Using mixed methods to identify and answer clinically relevant research questions

C. L. Shneerson, N. K. Gale

Research output: Contribution to journalArticlepeer-review

14 Citations (Scopus)


The need for mixed methods research in answering health care questions is becoming increasingly recognized because of the complexity of factors that affect health outcomes. In this article, we argue for the value of using a qualitatively driven mixed method approach for identifying and answering clinically relevant research questions. This argument is illustrated by findings from a study on the self-management practices of cancer survivors and the exploration of one particular clinically relevant finding about higher uptake of self-management in cancer survivors who had received chemotherapy treatment compared with those who have not.
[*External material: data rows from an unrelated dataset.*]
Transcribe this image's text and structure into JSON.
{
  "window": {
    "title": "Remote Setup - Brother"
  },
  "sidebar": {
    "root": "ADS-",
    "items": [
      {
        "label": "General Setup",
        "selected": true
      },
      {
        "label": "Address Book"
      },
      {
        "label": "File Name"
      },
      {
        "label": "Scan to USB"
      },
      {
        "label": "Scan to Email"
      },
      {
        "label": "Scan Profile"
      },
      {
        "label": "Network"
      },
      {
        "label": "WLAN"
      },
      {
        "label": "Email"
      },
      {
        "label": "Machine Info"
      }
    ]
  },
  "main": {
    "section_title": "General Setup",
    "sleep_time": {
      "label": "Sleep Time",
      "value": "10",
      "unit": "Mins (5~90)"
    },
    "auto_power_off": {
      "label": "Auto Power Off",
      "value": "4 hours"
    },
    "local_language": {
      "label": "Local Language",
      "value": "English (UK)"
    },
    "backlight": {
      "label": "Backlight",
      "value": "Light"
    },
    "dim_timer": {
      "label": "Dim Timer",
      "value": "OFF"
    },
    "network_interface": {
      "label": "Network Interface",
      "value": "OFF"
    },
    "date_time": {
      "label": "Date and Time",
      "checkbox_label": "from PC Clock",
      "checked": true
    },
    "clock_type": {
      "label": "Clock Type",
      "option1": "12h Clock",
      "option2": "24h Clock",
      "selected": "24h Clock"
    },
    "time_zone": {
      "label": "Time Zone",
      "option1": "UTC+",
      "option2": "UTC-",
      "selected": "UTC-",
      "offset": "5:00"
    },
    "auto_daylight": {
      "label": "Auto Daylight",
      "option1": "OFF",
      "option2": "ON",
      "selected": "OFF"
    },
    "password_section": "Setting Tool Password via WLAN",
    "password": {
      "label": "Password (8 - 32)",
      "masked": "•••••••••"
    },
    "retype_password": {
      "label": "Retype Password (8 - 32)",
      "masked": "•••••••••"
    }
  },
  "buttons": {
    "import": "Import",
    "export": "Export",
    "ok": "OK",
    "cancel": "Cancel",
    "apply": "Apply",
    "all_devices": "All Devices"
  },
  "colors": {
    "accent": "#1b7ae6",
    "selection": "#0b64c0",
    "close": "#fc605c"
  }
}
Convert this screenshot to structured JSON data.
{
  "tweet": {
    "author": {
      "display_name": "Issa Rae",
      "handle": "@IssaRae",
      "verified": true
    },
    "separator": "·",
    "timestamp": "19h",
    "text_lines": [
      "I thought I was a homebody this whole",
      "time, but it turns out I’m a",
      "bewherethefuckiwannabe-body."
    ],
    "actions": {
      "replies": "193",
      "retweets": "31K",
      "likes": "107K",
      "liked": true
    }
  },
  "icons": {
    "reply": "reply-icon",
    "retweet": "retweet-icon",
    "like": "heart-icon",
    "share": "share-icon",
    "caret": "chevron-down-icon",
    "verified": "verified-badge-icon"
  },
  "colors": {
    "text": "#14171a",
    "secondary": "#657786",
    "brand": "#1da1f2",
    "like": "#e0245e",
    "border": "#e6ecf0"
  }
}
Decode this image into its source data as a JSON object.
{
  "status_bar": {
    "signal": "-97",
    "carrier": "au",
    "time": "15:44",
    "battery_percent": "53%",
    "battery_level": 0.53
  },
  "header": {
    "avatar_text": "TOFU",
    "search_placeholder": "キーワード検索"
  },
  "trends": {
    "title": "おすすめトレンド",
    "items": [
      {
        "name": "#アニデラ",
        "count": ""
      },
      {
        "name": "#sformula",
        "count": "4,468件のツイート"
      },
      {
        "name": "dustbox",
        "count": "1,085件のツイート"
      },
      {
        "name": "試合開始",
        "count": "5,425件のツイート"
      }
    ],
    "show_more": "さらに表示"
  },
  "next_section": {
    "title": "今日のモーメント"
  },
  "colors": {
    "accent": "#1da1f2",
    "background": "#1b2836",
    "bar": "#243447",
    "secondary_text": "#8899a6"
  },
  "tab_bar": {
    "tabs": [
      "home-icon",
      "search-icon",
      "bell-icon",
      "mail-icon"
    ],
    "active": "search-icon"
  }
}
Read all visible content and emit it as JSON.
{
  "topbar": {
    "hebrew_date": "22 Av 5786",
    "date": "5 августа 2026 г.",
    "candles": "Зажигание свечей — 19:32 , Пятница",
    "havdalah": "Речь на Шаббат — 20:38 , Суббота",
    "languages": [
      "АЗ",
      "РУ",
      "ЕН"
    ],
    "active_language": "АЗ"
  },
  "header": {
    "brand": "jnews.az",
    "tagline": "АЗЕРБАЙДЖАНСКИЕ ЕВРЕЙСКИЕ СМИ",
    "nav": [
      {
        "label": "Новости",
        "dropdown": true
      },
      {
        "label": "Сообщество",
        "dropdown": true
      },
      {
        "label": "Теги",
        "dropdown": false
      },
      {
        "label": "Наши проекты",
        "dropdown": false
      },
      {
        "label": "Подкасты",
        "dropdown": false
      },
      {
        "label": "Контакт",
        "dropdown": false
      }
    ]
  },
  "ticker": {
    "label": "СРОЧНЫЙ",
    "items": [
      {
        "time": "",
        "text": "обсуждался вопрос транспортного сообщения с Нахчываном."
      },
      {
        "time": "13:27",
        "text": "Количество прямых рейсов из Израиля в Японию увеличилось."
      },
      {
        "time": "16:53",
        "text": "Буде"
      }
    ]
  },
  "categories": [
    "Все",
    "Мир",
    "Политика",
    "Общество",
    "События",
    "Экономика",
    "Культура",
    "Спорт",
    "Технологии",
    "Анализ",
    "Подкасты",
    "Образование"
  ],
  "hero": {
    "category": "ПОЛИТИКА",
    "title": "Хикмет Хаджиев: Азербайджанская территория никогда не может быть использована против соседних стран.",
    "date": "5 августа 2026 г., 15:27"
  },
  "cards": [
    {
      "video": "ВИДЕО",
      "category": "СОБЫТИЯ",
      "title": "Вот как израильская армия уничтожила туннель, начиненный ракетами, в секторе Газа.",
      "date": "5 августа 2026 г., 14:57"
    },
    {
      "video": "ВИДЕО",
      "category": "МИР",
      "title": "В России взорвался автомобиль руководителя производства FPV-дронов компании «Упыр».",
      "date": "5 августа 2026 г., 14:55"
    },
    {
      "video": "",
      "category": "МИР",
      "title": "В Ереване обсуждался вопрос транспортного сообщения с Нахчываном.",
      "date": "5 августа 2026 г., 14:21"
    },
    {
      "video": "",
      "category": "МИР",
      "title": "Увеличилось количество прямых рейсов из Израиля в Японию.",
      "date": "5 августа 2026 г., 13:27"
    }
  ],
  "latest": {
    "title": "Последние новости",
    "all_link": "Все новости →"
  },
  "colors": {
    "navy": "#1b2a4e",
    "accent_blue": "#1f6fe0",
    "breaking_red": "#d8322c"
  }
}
A cross-sectional study generated findings that formed the basis for the qualitative study, by informing the purposive sampling strategy and generating new qualitative research questions. Using a quantitative research component to supplement a qualitative study can enhance the generalizability and clinical relevance of the findings and produce detailed, contextualized, and rich answers to research questions that would be unachievable through quantitative or qualitative methods alone.
Original languageEnglish
Pages (from-to)845-856
JournalQualitative Health Research
Issue number6
Publication statusPublished - 1 Jun 2015


  • cancer
  • illness and disease, chronic
  • interviews
  • research design
  • research, mixed methods
  • self-care
  • survivorship
  • qualitative


Dive into the research topics of 'Using mixed methods to identify and answer clinically relevant research questions'. Together they form a unique fingerprint.

Cite this